      I eat food that I can carry. My favourite food to eat when I’m hiking in the desert is oats for breakfast, nuts, Pringles, granola bars and cheese for snacks and lunch. Pasta, noodles and rice for dinner. If I’m lucky I can have some Chocolate for desert but sometimes it’s too hot and it has melted when I’m in the desert.
      Finding water in the desert can be hard. I have maps and other information on where I can find water. But sometimes I need to look for clues. Sometimes people use windmills to get water from underground so I look for them. Other times there a rivers. So sometimes they are big, sometimes they are small, sometimes they are dry. Also, I look for animals, they need water. If I see cows I know there is water nearby. They are like us, they need to drink everyday.

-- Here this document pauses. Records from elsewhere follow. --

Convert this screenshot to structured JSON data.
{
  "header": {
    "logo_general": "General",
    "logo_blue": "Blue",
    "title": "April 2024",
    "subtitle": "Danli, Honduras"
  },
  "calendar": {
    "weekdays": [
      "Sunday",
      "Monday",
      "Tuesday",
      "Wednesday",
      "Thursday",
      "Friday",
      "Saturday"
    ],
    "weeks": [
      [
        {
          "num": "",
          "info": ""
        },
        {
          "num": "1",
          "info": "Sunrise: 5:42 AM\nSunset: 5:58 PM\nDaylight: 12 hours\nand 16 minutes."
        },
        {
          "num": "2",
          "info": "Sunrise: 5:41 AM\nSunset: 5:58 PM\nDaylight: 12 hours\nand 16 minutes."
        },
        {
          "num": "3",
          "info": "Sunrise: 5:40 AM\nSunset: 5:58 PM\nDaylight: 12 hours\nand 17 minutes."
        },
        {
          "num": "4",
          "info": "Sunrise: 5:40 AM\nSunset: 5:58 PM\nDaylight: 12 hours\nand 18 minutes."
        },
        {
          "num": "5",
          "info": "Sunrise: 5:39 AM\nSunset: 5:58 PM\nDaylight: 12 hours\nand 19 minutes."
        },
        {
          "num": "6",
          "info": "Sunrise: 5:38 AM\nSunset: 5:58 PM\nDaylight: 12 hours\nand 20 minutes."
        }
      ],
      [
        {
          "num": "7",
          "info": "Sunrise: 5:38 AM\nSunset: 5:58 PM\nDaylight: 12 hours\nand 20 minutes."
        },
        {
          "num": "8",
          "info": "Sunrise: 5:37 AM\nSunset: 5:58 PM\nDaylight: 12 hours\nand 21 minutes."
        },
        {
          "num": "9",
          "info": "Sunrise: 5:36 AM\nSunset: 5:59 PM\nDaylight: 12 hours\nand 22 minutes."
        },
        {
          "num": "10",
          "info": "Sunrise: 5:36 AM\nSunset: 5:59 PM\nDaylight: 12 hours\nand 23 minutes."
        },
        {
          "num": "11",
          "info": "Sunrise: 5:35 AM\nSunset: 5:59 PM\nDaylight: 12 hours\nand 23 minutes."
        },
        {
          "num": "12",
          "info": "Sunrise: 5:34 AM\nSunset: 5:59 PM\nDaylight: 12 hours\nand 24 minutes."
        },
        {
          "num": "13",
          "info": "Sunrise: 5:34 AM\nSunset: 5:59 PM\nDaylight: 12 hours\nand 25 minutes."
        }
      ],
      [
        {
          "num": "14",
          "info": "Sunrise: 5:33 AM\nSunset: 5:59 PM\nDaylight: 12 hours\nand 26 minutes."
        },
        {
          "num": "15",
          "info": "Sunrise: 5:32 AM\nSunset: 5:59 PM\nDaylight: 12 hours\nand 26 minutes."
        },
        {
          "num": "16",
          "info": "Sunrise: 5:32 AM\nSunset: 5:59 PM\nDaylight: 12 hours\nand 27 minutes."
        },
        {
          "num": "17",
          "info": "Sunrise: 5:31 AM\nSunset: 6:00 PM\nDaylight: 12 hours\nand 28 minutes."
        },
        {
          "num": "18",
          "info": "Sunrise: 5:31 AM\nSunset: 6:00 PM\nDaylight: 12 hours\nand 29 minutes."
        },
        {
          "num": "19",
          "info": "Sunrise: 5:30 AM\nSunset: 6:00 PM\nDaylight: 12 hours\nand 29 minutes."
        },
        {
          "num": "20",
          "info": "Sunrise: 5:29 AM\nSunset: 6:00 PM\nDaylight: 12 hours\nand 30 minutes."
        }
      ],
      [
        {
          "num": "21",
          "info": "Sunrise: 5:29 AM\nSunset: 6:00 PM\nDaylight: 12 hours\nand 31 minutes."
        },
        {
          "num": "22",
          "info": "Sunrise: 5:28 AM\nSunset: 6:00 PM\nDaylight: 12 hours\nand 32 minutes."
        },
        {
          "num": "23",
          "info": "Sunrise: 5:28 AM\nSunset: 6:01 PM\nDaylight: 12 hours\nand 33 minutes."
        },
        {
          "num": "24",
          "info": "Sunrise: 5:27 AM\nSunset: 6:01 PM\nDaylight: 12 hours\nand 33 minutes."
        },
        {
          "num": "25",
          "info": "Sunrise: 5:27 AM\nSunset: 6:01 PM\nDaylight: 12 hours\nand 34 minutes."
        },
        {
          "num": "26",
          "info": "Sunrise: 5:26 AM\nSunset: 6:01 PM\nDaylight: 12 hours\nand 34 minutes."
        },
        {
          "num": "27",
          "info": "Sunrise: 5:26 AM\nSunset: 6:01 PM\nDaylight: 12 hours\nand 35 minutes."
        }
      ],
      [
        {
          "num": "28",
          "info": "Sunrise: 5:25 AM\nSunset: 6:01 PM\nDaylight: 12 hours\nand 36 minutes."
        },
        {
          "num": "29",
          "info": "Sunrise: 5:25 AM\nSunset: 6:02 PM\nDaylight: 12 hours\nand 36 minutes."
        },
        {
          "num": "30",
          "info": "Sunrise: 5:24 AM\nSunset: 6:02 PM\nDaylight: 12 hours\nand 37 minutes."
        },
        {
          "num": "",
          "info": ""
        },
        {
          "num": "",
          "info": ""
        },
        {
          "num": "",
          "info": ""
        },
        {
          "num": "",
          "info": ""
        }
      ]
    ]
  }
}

      I don’t watch tv when hiking in the desert. Sometimes I stay in towns that have tv. But I am normally too busy to watch tv.

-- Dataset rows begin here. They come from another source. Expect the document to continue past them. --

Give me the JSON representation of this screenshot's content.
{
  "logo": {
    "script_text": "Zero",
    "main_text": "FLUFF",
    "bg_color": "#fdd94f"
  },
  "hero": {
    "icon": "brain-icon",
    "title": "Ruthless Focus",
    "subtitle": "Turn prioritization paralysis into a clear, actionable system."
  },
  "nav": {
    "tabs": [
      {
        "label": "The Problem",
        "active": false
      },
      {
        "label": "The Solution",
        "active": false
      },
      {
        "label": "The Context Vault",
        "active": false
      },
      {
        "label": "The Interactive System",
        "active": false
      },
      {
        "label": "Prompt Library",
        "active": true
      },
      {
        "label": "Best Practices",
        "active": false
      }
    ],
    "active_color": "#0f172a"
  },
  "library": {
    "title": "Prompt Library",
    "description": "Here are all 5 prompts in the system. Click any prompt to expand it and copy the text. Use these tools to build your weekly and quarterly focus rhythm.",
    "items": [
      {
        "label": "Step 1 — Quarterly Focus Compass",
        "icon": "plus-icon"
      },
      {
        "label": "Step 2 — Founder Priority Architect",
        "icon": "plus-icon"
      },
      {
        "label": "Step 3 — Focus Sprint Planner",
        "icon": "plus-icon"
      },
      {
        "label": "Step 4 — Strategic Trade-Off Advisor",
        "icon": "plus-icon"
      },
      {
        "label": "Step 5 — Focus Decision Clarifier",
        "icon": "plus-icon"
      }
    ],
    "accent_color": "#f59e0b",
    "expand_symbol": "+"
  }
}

      I would love to have a camel. That would be so much fun.
      I like walking, cycling and traveling slowly. When traveling in a car most people don’t get to see all the trees, the small flowered, the snakes, the lizards and strange insects. Sometimes it’s better to slow down and really look at what is in front of you.
      I hope that answers your questions. I spent many hours in classrooms with 6/7 year olds teaching them about policemen and what to do in emergencies when I was a police officer in small outback communities. They are certainly curious about the world.

  3. Will you be sending yourself more food now? Why do you think you are using more calories? Is it colder? Just didn’t pack enough food? I didn’t remember you having this issue on the PCT? More trail Angels on the PCT perhaps?

    • I will send myself one more package in New Mexico. I will buy locally for the rest of New Mexico and Colorado. As for the calorie deficit there are a couple of reasons. It was colder, so we needed more calories to stay warm. Secondly, both Spontaneous and Crunchmaster underestimated their food needs and were short on food, I had to give them three of my meals. And lastly our bodies metabolism has just gone u to overdrive (often called hiker hunger), it’s when the body is able to transfer its food into energy efficiently. It’s the start of us turning into hiking machines. It also happened on the PCT but when it happened towns were not 180 miles apart. It will happen again when we hit the high altitude of Colorado, but we will be ready this time.


Leave a Comment